▶ **How to complete this task**:
In the data, find each line where the word "twin" appears and list that line.

Records provided START

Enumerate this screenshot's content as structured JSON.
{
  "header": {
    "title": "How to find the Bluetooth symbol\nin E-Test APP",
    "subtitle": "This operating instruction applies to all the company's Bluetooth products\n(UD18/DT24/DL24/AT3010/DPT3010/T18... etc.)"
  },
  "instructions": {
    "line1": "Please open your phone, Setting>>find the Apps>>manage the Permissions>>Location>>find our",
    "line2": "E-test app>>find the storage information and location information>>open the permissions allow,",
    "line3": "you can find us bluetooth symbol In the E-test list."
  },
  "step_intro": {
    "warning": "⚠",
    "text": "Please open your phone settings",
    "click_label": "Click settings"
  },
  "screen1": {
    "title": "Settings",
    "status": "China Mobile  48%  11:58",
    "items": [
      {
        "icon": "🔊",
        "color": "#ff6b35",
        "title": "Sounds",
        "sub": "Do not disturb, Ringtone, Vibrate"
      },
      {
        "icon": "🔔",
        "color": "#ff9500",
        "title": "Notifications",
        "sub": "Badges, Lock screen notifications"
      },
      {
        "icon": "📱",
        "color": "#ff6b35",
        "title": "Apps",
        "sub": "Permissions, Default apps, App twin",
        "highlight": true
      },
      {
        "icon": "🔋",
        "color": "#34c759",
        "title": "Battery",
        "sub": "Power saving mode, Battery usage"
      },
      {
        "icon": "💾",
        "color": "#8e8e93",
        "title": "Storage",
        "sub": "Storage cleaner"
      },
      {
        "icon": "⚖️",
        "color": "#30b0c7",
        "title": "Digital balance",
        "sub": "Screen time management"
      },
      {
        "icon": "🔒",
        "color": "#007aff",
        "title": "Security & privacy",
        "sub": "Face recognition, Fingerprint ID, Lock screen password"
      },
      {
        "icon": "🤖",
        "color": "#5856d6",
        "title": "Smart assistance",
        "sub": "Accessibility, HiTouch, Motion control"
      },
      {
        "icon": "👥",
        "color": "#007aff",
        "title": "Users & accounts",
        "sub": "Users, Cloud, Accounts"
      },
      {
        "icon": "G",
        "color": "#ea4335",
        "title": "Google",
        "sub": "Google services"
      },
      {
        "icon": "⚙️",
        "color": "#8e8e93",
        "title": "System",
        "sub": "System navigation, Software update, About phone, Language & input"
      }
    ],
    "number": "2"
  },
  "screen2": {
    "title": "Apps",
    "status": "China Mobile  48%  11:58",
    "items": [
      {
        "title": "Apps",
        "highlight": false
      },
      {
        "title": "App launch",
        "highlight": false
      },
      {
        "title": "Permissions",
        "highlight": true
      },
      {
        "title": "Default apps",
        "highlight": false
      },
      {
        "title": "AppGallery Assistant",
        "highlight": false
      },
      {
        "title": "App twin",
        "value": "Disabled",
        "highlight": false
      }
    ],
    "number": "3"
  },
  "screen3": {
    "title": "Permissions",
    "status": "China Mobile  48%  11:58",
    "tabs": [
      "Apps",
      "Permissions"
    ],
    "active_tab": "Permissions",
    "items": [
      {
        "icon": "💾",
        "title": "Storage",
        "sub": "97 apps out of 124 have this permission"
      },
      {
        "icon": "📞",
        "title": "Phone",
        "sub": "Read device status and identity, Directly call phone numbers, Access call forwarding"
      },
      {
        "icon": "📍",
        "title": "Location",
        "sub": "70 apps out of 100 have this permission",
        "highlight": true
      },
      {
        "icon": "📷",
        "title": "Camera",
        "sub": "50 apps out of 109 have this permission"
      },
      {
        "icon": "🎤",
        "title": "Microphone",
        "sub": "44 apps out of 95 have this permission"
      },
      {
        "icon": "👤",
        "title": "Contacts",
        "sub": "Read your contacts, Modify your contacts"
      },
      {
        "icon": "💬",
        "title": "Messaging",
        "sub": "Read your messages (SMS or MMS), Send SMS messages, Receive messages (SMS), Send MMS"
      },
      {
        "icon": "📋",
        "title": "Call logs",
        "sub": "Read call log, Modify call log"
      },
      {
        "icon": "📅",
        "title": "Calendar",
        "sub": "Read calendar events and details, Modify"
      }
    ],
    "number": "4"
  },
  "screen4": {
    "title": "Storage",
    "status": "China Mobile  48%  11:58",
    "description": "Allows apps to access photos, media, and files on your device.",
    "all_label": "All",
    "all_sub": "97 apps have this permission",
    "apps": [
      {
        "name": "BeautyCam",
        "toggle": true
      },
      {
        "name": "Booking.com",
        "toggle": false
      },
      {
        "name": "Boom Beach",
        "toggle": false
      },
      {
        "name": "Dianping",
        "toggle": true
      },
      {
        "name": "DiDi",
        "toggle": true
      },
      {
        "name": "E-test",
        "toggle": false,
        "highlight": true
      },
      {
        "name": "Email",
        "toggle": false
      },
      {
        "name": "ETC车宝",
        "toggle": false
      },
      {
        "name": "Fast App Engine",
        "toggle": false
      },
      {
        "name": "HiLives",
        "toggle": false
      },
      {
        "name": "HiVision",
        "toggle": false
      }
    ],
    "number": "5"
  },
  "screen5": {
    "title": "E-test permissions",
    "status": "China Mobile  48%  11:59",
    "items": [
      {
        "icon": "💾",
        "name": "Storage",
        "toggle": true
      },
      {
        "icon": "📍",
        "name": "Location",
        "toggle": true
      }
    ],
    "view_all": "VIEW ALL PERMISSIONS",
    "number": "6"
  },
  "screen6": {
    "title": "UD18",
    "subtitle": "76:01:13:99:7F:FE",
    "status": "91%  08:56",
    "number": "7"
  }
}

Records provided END

▶ **Response area**:
        "sub": "Permissions, Default apps, App twin",
        "title": "App twin",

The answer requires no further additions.